## TO DO
Print each record below precisely, with every picture left out of the copy.

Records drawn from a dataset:
★ ★ ★ ★ ★
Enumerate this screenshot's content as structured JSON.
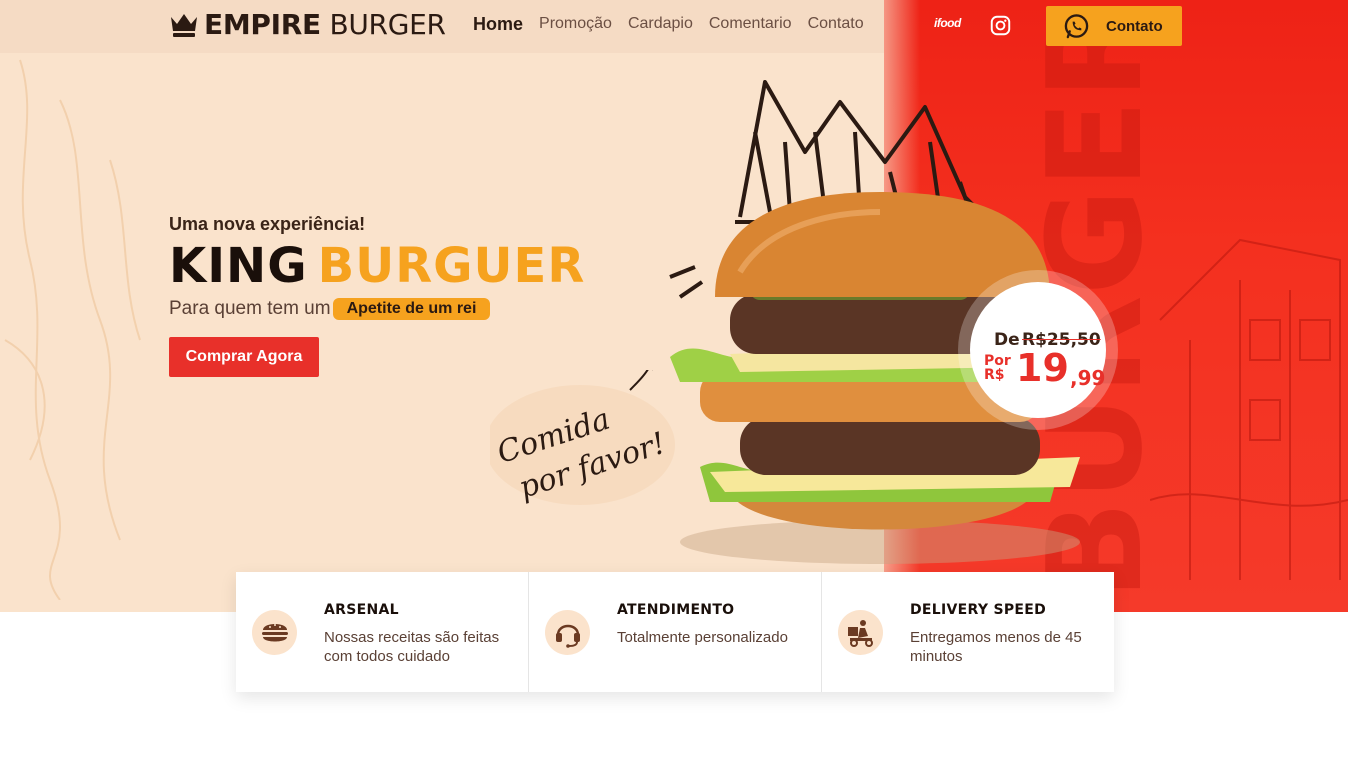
{
  "brand": {
    "bold": "EMPIRE",
    "light": "BURGER"
  },
  "nav": {
    "items": [
      {
        "label": "Home",
        "active": true
      },
      {
        "label": "Promoção"
      },
      {
        "label": "Cardapio"
      },
      {
        "label": "Comentario"
      },
      {
        "label": "Contato"
      }
    ],
    "ifood": "ifood",
    "contact_button": "Contato"
  },
  "hero": {
    "tagline": "Uma nova experiência!",
    "title_dark": "KING",
    "title_accent": "BURGUER",
    "subline": "Para quem tem um",
    "pill": "Apetite de um rei",
    "cta": "Comprar Agora",
    "handwriting_line1": "Comida",
    "handwriting_line2": "por favor!",
    "background_word": "BURGER"
  },
  "price": {
    "from_label": "De",
    "old_price": "R$25,50",
    "for_label_1": "Por",
    "for_label_2": "R$",
    "new_price": "19",
    "new_cents": ",99"
  },
  "features": [
    {
      "title": "ARSENAL",
      "text": "Nossas receitas são feitas com todos cuidado",
      "icon": "burger-icon"
    },
    {
      "title": "ATENDIMENTO",
      "text": "Totalmente personalizado",
      "icon": "headset-icon"
    },
    {
      "title": "DELIVERY SPEED",
      "text": "Entregamos menos de 45 minutos",
      "icon": "delivery-icon"
    }
  ],
  "colors": {
    "accent": "#f6a21e",
    "red": "#e8302a",
    "cream": "#fae3cc",
    "dark": "#2b1a12"
  }
}
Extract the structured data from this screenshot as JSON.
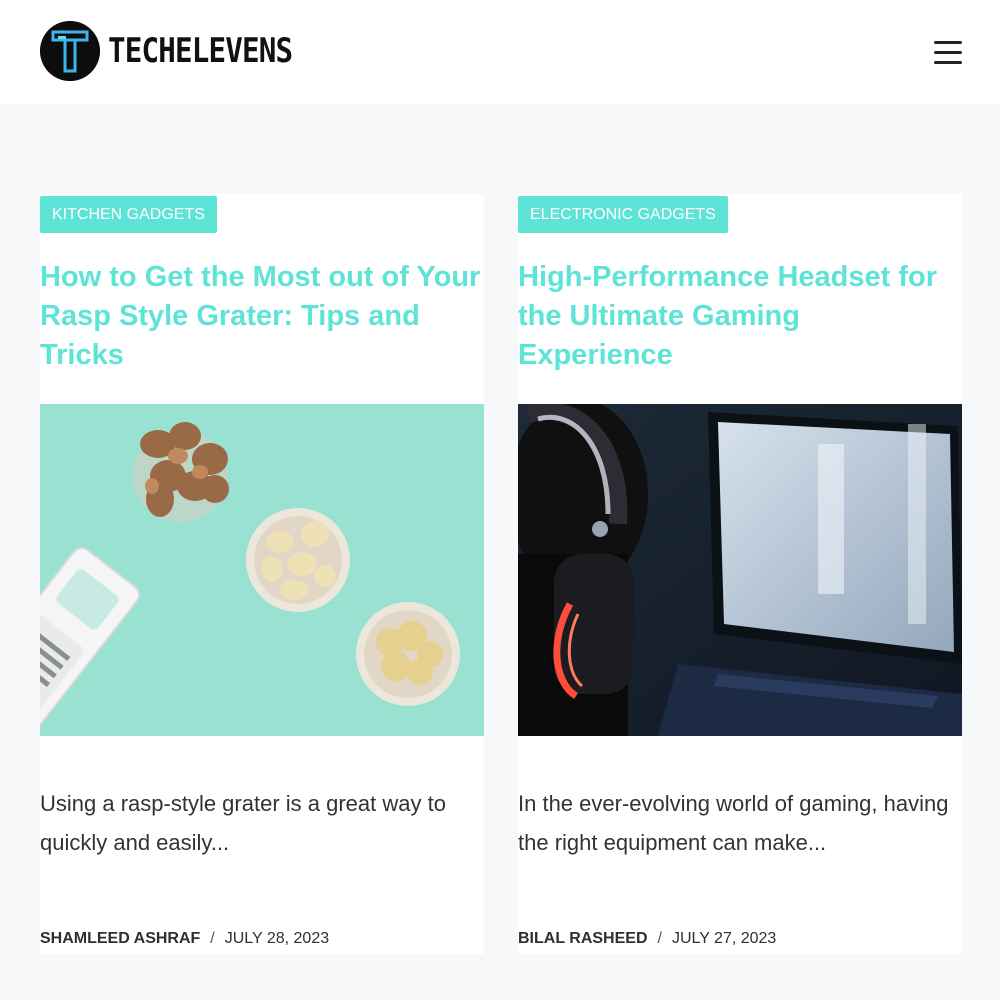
{
  "site": {
    "brand": "TECHELEVENS",
    "logo_letter": "T"
  },
  "colors": {
    "accent": "#5ee3d7",
    "background": "#f6f8fa",
    "header": "#ffffff",
    "text": "#333333"
  },
  "icons": {
    "menu": "hamburger-icon",
    "logo": "logo-icon"
  },
  "posts": [
    {
      "category": "Kitchen Gadgets",
      "title": "How to Get the Most out of Your Rasp Style Grater: Tips and Tricks",
      "excerpt": "Using a rasp-style grater is a great way to quickly and easily...",
      "author": "Shamleed Ashraf",
      "separator": "/",
      "date": "July 28, 2023"
    },
    {
      "category": "Electronic Gadgets",
      "title": "High-Performance Headset for the Ultimate Gaming Experience",
      "excerpt": "In the ever-evolving world of gaming, having the right equipment can make...",
      "author": "Bilal Rasheed",
      "separator": "/",
      "date": "July 27, 2023"
    }
  ]
}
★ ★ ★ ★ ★
## RESPONSE FOR THIS EXERCISE
Enumerate this screenshot's content as structured JSON.
{
  "brand": {
    "bold": "EMPIRE",
    "light": "BURGER"
  },
  "nav": {
    "items": [
      {
        "label": "Home",
        "active": true
      },
      {
        "label": "Promoção"
      },
      {
        "label": "Cardapio"
      },
      {
        "label": "Comentario"
      },
      {
        "label": "Contato"
      }
    ],
    "ifood": "ifood",
    "contact_button": "Contato"
  },
  "hero": {
    "tagline": "Uma nova experiência!",
    "title_dark": "KING",
    "title_accent": "BURGUER",
    "subline": "Para quem tem um",
    "pill": "Apetite de um rei",
    "cta": "Comprar Agora",
    "handwriting_line1": "Comida",
    "handwriting_line2": "por favor!",
    "background_word": "BURGER"
  },
  "price": {
    "from_label": "De",
    "old_price": "R$25,50",
    "for_label_1": "Por",
    "for_label_2": "R$",
    "new_price": "19",
    "new_cents": ",99"
  },
  "features": [
    {
      "title": "ARSENAL",
      "text": "Nossas receitas são feitas com todos cuidado",
      "icon": "burger-icon"
    },
    {
      "title": "ATENDIMENTO",
      "text": "Totalmente personalizado",
      "icon": "headset-icon"
    },
    {
      "title": "DELIVERY SPEED",
      "text": "Entregamos menos de 45 minutos",
      "icon": "delivery-icon"
    }
  ],
  "colors": {
    "accent": "#f6a21e",
    "red": "#e8302a",
    "cream": "#fae3cc",
    "dark": "#2b1a12"
  }
}
Extract the structured data from this screenshot as JSON.
{
  "site": {
    "brand": "TECHELEVENS",
    "logo_letter": "T"
  },
  "colors": {
    "accent": "#5ee3d7",
    "background": "#f6f8fa",
    "header": "#ffffff",
    "text": "#333333"
  },
  "icons": {
    "menu": "hamburger-icon",
    "logo": "logo-icon"
  },
  "posts": [
    {
      "category": "Kitchen Gadgets",
      "title": "How to Get the Most out of Your Rasp Style Grater: Tips and Tricks",
      "excerpt": "Using a rasp-style grater is a great way to quickly and easily...",
      "author": "Shamleed Ashraf",
      "separator": "/",
      "date": "July 28, 2023"
    },
    {
      "category": "Electronic Gadgets",
      "title": "High-Performance Headset for the Ultimate Gaming Experience",
      "excerpt": "In the ever-evolving world of gaming, having the right equipment can make...",
      "author": "Bilal Rasheed",
      "separator": "/",
      "date": "July 27, 2023"
    }
  ]
}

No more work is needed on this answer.